Consequently, the idea was brought to Oklahoma where it was well received due to the State’s longtime interest in with brain injury, as well as concerns about the lack of effective care for veterans.
In 1980, Presbyterian Hospital in Oklahoma City brought Cognitive Rehabilitation from Israel, where it was developed to treat Yom Kippur War casualties. This was the first cognitive rehabilitation in the Nation. Further, Oklahoma University had already developed a mental assessment screening test called the Automated Neuropsychological Assessment Metrics (ANAM), to test the functionality of Vietnam veterans who had been exposed to Agent Orange. The FAA Civil Aerospace Medical Institute in Oklahoma City provides ongoing information regarding Aviation Decompression Sickness, which is routinely treated by HBOT.
The overall plan is to establish a network of clinics across the state. The Patriot Clinic in Oklahoma City is considered the headquarters where many effective care services are being developed. By definition, “’Effective care’ refers to services that are of proven value and have no significant tradeoffs – that is, the benefits of the services so far outweigh the risk that all patients with specific medical needs should receive them.”
A Lawton clinic is scheduled to open soon, (named after Martin Hoffmann, Secretary of the Army for President Gerald Ford) to serve both active and retired military personnel along with the civilian population. There are 6,000 young veterans who need treatment in this community. Plans for a Tulsa clinic are underway and in coming years mobile clinics will serve smaller communities.
One feature of the law is the establishment of a revolving account under the authority of the Oklahoma Department of Public Affairs managed by the Office of Management and Enterprise Services to pay for the treatment of veterans. $25,000 are needed from the public as seed money to trigger the ability of Patriot Clinics to bill for services from the account. Funds for this revolving account are then replenished by Federal funds as required by the Veterans Bureau Act of 1921, which directs the Federal Government to repay the State for all medical services spent on treating veterans. This $25,000 actually is actually “rotated” several times a year and actually multiplies to $100,000, enough to completely treat four veterans.

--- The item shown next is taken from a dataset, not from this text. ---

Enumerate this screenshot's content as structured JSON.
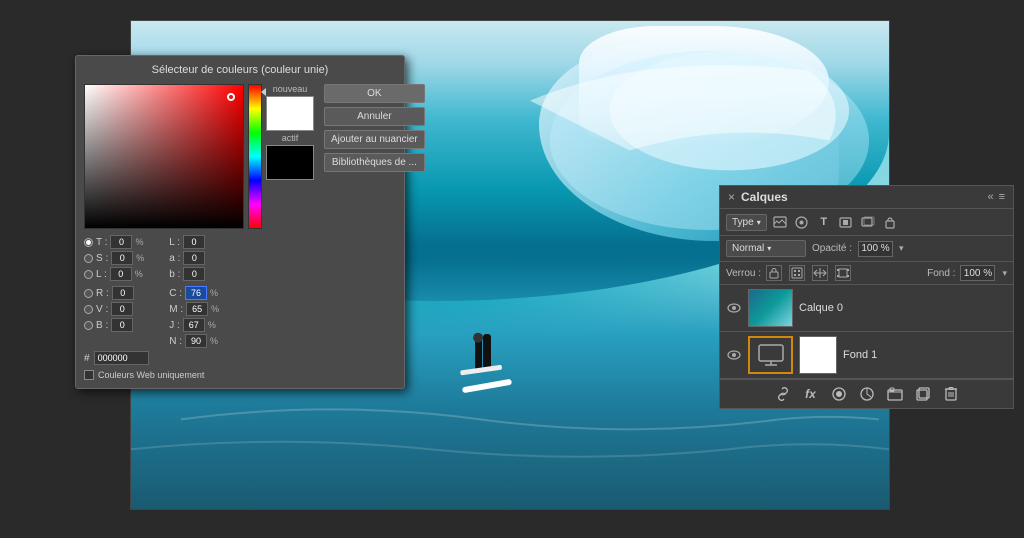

Key to this revolving account and how it provides a new and more thrifty health care payment system, is that the Patriot Clinics are non-profit charities where no patient will ever be charged for HBOT services. In addition, volunteers are used extensively to run the clinic and many of the day-to-day supplies are donated as needed from the public.
The Oklahoma City Patriots Clinic, in its 21 months of existence, has already provided 10,000 HBOT treatments representing nearly 300 patients. It has just moved to a new 17,000 square foot medical facility and has begun a fundraising campaign to pay for $100,000 additional equipment and $150,000 to purchase the building. A new urgent care center will be added to the clinic to help fund the HBOT services for civilians and it is expected that many urgent care patients will have need for free HBOT services as well.
Once the revolving account is established, with the $250,000 equipment already in place and the urgent care center established, it is expected that the Oklahoma City headquarters clinic will be self-sustaining.
When HBOT is fully implemented for both acute and chronically injured patients, they will not only become taxpayers again, the high cost of entitlements and mandatory spending which is linked to brain insults will be reduced by 50% in the next 10 years.